>>>>>
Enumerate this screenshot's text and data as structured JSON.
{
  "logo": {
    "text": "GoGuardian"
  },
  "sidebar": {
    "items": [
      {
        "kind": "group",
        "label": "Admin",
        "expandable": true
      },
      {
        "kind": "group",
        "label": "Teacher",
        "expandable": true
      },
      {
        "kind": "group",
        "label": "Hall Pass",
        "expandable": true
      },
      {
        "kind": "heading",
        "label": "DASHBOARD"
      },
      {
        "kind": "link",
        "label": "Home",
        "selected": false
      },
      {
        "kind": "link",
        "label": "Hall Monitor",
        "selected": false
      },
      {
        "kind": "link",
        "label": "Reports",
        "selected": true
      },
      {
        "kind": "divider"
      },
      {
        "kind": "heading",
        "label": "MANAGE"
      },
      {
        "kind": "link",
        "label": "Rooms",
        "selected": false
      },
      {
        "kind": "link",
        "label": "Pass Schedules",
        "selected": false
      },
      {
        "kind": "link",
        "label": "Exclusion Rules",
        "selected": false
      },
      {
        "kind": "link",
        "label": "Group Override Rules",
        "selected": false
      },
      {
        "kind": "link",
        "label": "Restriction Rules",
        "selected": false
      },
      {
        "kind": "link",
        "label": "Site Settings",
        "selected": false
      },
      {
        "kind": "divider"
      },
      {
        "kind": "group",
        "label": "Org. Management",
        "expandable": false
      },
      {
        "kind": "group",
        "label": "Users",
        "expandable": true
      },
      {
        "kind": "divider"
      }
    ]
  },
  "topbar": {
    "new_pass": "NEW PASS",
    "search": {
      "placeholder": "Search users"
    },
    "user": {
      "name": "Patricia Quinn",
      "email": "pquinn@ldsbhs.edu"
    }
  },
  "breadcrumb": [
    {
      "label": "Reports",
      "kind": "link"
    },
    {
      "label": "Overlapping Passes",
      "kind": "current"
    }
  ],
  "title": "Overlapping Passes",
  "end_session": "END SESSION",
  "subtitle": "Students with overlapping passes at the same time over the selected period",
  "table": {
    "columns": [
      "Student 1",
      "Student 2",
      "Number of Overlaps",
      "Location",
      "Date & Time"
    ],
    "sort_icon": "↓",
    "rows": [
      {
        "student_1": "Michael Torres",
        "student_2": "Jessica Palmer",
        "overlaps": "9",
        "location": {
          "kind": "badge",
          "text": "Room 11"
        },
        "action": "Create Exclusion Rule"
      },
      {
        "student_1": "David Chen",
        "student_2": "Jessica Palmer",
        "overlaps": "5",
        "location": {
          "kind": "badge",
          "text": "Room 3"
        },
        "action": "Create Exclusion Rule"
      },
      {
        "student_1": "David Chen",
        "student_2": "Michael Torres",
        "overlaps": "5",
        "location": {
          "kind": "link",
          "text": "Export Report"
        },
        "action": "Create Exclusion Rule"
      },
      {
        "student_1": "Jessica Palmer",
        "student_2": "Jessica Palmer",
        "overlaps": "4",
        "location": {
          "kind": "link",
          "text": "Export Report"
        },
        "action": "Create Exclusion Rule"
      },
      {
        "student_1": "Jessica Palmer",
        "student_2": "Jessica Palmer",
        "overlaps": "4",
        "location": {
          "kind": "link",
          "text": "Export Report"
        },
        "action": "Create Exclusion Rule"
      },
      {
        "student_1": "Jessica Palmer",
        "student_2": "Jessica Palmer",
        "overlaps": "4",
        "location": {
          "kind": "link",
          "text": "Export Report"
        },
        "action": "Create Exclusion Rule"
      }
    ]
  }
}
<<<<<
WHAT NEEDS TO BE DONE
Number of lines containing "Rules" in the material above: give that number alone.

WRITTEN REPLY
3